The current environment looks favorable for strong earnings and stock gains. We do expect volatility, but steady economic growth provides a strong backdrop and the potential for opportunity.
The first half of 2018 saw the return of equity volatility after the docile trading patterns of 2017. The surge in bond yields after the January jobs report, along with the initial trade concerns in late March, resulted in the first market corrections (a pullback of at least 10.0%) since the Brexit vote in June 2016. Though higher bond yields caused market disruptions, rising market interest rates (especially from relatively low levels) have typically been associated with an improving economy and higher stock prices. As a result, when viewing market volatility in the context of steady economic growth, it is not something to fear, in our opinion, but to embrace, as temporary market selloffs may provide suitable investors with opportunities to rebalance portfolios toward long-term targets.
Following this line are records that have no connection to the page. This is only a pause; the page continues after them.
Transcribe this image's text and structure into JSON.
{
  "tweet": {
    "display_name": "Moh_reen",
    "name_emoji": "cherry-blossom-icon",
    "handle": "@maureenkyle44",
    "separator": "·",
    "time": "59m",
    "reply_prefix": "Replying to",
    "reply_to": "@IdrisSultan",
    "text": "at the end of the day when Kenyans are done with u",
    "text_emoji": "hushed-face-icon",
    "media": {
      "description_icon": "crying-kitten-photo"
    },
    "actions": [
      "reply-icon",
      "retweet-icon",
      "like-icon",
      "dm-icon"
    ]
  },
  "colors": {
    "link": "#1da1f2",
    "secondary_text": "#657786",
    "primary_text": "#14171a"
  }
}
Given that the Fed is well on its way to unwinding accommodative measures, we encourage investors to focus on the fiscal tailwinds of favorable taxes, regulation, and government spending, while identifying companies that are willing and able to take advantage of these developments.
MIDTERM ELECTIONS: THE NEXT MARKET CHALLENGE?
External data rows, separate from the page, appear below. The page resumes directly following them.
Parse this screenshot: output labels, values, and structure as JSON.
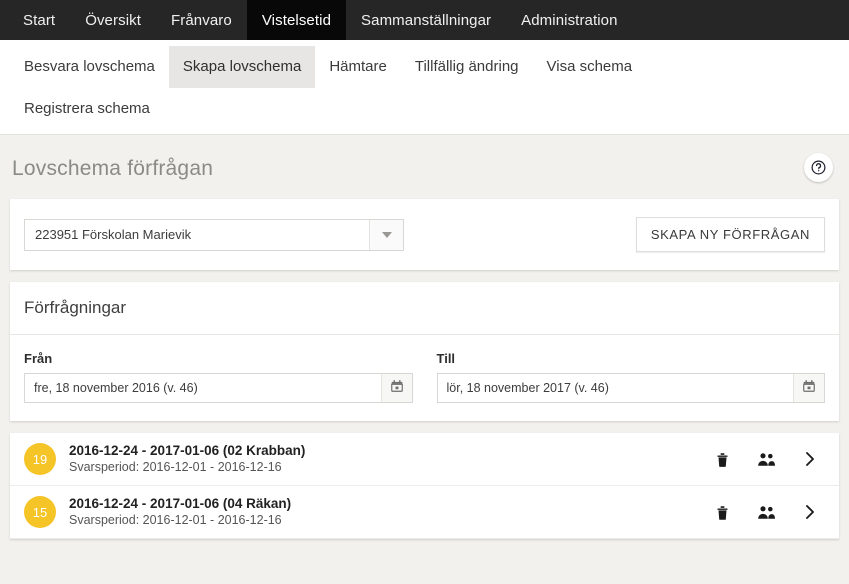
{
  "topnav": {
    "items": [
      {
        "label": "Start",
        "active": false
      },
      {
        "label": "Översikt",
        "active": false
      },
      {
        "label": "Frånvaro",
        "active": false
      },
      {
        "label": "Vistelsetid",
        "active": true
      },
      {
        "label": "Sammanställningar",
        "active": false
      },
      {
        "label": "Administration",
        "active": false
      }
    ]
  },
  "subnav": {
    "items": [
      {
        "label": "Besvara lovschema",
        "active": false
      },
      {
        "label": "Skapa lovschema",
        "active": true
      },
      {
        "label": "Hämtare",
        "active": false
      },
      {
        "label": "Tillfällig ändring",
        "active": false
      },
      {
        "label": "Visa schema",
        "active": false
      },
      {
        "label": "Registrera schema",
        "active": false
      }
    ]
  },
  "page": {
    "title": "Lovschema förfrågan",
    "help_icon": "question-circle-icon"
  },
  "unit_select": {
    "value": "223951 Förskolan Marievik",
    "arrow_icon": "chevron-down-icon"
  },
  "create_button": {
    "label": "SKAPA NY FÖRFRÅGAN"
  },
  "requests_section": {
    "title": "Förfrågningar",
    "from": {
      "label": "Från",
      "value": "fre, 18 november 2016 (v. 46)",
      "placeholder": "Välj datum",
      "icon": "calendar-icon"
    },
    "to": {
      "label": "Till",
      "value": "lör, 18 november 2017 (v. 46)",
      "placeholder": "Välj datum",
      "icon": "calendar-icon"
    }
  },
  "requests": {
    "badge_color": "#f5c427",
    "rows": [
      {
        "count": "19",
        "title": "2016-12-24 - 2017-01-06 (02 Krabban)",
        "subtitle": "Svarsperiod: 2016-12-01 - 2016-12-16",
        "actions": [
          "trash-icon",
          "people-icon",
          "chevron-right-icon"
        ]
      },
      {
        "count": "15",
        "title": "2016-12-24 - 2017-01-06 (04 Räkan)",
        "subtitle": "Svarsperiod: 2016-12-01 - 2016-12-16",
        "actions": [
          "trash-icon",
          "people-icon",
          "chevron-right-icon"
        ]
      }
    ]
  }
}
Throughout the increased volatility in the first half of the year, we’ve emphasized to investors that “bottoming is a process.” In other words, when the market does experience a correction, even as the catalysts for that decline dissipate, the recoveries can still take several months. We saw this in 2011 and 2015, and this year has been no exception. The second half of the year will also likely see the added potential headwind of midterm elections, which have historically provided the most volatility within the four-year presidential election cycle.
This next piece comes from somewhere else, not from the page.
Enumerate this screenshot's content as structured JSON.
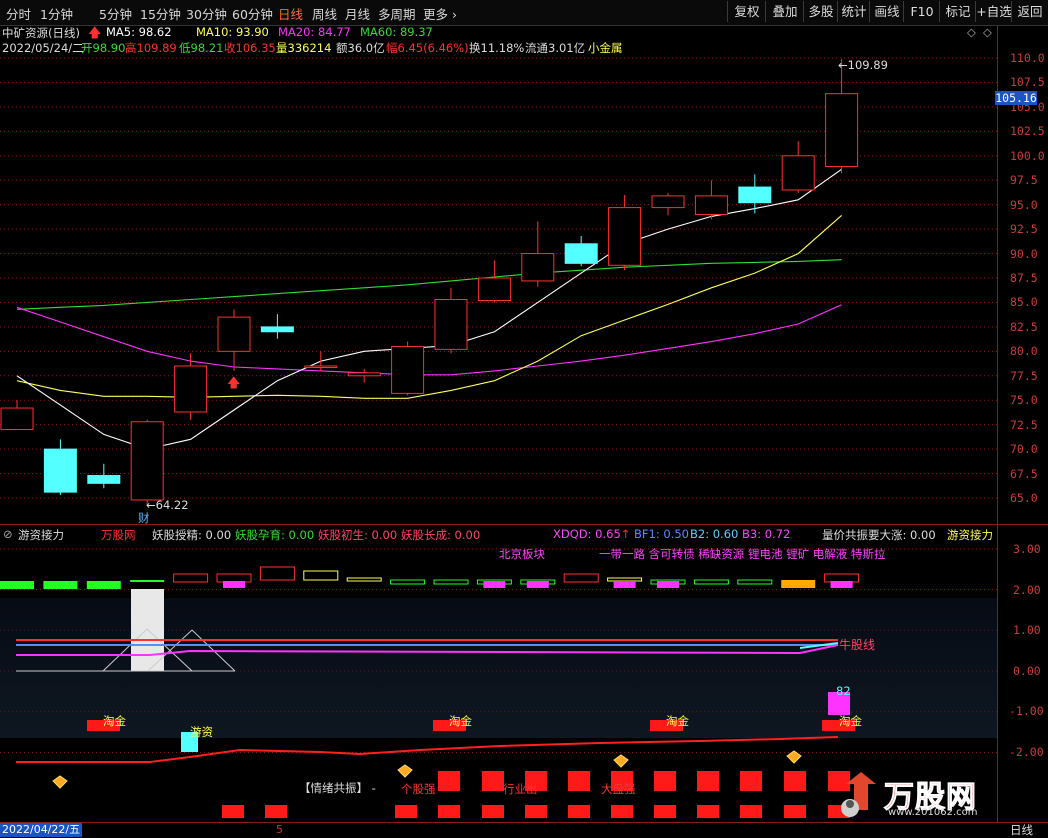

Because the president’s party typically loses approximately 25 House seats, investors have historically struggled with the policy uncertainty leading up to midterm elections. The good news is that stocks tend to bounce back strongly after midterm election year corrections, as the average decline (-16.0%) has been followed by a solid recovery from the trough (+32.0%) over the ensuing 12 months
THE STRENGTH TO PERSEVERE
We also believe that during volatile periods, investors should focus on positive fundamentals like the strength in corporate profits. In the first quarter of 2018, S&P 500 Index companies’ earnings per share (EPS) came in well ahead of expectations. Given this development, we have decided to slightly upgrade our operating earnings forecast from $152.50 to $155.00 per share for the S&P 500, which would represent approximately 17.0% year-over-year growth.
Our forecast is still below consensus expectations and may prove conservative given the substantial impact of the transition to fiscal leadership. However, we remain cautious due to several ongoing factors that could affect earnings:
– A stronger U.S. dollar would affect the EPS currency translation for multinational companies.
– Geopolitical risks and trade tensions may hinder capital spending.
– Wage increases could negatively impact companies’ profit margins.
Based on our earnings forecast (of $155 EPS), our fair value projection is for the S&P 500 to trade within the range of 2900–3000 by year-end, which at the midpoint represents an annual increase in excess of 10.0% for the index and a target price-to-earnings (PE) ratio of 19. A PE of 19 is slightly above its historical average; however, when put in the context of still relatively low interest rates and low inflation, we believe a PE at this level is justified.